──────── Records provided ────────
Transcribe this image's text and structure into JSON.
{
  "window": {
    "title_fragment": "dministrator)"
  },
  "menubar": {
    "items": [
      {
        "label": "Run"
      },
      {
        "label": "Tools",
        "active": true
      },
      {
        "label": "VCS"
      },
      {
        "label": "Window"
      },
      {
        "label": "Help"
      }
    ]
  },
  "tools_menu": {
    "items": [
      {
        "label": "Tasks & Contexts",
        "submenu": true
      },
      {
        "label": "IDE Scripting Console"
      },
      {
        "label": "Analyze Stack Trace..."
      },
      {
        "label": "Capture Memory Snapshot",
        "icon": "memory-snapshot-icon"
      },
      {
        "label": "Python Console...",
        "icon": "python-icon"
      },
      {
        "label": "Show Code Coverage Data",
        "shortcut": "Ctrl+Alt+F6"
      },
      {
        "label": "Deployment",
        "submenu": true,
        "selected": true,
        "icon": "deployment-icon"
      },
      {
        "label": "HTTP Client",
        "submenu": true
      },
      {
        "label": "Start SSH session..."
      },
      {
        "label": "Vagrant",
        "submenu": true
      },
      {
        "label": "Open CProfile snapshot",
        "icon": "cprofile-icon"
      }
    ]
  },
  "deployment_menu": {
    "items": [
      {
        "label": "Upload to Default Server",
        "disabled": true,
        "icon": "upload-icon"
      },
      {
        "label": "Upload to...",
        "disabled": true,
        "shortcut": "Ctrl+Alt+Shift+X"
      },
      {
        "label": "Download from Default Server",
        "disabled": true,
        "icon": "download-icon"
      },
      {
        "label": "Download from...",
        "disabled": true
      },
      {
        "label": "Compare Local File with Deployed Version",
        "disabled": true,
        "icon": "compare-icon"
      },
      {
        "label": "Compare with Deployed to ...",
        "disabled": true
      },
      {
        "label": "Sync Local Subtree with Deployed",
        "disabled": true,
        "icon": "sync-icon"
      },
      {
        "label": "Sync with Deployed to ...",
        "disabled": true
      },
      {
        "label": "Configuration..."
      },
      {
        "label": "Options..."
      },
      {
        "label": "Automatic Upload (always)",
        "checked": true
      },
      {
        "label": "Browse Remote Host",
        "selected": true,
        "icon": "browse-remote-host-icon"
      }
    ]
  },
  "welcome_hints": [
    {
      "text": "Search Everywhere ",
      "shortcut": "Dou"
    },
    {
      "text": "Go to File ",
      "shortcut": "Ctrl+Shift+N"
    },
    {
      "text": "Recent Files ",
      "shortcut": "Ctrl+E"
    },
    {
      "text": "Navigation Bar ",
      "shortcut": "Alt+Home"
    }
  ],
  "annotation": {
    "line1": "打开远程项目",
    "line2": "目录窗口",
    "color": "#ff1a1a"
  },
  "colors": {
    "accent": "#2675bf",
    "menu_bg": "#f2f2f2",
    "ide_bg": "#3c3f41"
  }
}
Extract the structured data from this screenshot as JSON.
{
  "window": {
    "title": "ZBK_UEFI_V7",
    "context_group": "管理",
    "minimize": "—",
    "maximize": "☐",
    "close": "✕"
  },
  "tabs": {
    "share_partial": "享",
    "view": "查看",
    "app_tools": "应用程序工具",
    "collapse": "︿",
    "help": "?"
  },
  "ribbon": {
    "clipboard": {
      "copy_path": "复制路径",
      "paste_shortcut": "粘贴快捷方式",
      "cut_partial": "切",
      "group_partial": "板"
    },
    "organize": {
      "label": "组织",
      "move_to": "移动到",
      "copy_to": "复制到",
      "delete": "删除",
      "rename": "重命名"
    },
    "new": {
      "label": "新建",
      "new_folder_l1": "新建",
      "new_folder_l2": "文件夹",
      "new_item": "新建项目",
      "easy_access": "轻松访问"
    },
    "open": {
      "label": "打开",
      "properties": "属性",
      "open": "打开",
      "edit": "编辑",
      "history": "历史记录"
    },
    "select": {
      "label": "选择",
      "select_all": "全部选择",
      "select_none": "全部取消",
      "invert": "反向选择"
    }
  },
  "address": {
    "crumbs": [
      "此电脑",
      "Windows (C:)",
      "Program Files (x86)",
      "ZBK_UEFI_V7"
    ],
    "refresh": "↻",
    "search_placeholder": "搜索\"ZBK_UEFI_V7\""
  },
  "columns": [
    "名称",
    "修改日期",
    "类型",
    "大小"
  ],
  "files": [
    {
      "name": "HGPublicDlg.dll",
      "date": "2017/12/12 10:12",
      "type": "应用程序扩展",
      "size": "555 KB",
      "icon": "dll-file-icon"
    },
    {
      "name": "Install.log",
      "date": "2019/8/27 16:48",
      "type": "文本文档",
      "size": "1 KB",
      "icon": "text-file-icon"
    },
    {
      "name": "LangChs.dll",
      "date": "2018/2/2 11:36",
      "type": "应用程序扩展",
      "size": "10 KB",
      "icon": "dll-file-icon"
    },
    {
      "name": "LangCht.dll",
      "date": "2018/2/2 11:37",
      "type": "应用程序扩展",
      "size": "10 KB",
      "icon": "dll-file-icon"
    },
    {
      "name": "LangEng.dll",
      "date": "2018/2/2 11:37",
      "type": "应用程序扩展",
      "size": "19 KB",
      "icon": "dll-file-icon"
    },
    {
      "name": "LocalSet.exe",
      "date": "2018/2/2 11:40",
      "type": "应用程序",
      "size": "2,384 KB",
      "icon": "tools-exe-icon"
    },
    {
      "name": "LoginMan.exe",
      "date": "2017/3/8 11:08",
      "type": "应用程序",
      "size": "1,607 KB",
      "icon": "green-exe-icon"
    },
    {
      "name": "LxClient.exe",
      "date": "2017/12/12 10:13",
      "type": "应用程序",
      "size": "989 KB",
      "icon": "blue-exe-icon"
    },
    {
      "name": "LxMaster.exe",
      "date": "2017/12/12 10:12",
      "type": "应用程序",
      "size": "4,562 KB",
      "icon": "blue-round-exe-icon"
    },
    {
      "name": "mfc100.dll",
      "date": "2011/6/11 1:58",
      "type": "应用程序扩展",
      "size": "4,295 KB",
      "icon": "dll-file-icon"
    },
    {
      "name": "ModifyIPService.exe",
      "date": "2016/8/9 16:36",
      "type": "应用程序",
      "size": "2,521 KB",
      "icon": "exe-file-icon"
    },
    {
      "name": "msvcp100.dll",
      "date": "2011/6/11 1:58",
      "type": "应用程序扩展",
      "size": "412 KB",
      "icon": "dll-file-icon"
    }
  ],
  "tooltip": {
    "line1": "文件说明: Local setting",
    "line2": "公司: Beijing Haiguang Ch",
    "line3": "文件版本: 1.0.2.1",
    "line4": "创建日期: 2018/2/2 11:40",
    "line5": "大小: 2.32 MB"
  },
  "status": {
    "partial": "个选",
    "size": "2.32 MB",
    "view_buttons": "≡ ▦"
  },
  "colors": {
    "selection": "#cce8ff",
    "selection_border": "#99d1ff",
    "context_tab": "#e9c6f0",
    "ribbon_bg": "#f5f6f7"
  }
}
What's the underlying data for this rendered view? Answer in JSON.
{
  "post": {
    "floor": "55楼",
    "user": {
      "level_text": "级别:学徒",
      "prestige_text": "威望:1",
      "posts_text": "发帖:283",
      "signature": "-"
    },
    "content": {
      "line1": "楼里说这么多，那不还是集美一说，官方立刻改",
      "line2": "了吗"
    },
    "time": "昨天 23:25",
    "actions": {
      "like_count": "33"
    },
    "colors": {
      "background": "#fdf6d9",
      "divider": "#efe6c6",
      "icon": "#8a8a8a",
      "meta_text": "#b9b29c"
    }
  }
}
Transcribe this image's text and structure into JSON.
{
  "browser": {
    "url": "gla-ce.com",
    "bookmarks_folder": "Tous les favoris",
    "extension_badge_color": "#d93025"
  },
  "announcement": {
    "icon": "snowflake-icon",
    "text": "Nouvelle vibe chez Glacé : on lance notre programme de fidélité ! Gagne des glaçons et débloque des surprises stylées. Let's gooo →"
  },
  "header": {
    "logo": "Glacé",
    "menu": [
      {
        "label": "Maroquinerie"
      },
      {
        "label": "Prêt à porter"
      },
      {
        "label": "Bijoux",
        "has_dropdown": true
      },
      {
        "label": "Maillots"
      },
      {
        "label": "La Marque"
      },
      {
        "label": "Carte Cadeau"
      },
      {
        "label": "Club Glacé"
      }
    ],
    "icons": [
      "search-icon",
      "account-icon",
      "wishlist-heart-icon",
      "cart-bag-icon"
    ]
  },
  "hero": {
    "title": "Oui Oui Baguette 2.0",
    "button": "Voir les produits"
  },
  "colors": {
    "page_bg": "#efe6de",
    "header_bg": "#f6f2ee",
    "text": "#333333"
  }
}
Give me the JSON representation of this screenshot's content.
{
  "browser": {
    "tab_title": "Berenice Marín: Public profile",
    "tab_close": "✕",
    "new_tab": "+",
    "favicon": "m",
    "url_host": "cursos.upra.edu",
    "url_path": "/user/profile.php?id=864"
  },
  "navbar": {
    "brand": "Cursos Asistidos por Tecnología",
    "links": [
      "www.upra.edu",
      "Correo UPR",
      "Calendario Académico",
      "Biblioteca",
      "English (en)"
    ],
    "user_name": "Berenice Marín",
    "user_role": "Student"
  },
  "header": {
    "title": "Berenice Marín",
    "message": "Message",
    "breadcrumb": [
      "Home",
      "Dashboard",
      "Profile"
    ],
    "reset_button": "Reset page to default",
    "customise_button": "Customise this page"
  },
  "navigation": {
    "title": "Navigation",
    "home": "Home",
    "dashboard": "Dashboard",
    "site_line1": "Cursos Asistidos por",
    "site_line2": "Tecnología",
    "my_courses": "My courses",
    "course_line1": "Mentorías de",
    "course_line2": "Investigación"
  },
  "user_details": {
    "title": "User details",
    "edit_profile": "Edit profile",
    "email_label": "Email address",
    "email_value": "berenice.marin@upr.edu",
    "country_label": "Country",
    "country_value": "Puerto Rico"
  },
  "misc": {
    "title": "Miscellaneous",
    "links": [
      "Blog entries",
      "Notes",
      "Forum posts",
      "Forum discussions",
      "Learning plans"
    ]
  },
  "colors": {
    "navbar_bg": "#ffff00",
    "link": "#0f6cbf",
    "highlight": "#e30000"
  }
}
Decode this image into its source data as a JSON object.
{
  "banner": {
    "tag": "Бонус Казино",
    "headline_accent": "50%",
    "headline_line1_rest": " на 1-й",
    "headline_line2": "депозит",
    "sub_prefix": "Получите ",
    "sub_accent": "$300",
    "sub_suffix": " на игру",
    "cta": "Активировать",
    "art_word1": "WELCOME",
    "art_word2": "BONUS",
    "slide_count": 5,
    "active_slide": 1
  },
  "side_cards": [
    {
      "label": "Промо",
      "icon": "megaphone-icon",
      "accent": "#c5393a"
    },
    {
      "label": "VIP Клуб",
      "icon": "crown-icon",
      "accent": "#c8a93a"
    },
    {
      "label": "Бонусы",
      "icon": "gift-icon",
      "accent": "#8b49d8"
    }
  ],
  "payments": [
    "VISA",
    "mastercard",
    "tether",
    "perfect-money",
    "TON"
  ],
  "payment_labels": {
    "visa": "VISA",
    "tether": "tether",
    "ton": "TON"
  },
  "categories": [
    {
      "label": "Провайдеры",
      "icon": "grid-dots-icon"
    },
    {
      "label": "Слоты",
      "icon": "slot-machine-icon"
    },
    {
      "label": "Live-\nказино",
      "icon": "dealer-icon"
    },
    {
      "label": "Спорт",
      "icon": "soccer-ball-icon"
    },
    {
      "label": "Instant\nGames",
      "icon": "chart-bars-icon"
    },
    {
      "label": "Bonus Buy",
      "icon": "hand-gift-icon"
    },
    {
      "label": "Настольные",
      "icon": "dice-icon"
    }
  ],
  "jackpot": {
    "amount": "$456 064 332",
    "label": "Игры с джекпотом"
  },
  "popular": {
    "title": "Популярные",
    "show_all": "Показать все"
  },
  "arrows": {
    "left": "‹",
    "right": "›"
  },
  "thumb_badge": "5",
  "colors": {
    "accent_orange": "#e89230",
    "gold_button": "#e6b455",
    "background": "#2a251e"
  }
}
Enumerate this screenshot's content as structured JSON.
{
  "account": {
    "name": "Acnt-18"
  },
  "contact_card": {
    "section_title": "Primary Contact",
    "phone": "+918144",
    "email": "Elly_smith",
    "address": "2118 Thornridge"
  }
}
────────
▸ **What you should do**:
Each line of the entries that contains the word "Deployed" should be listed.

▸ **Answer for this exercise**:
        "label": "Compare Local File with Deployed Version",
        "label": "Compare with Deployed to ...",
        "label": "Sync Local Subtree with Deployed",
        "label": "Sync with Deployed to ...",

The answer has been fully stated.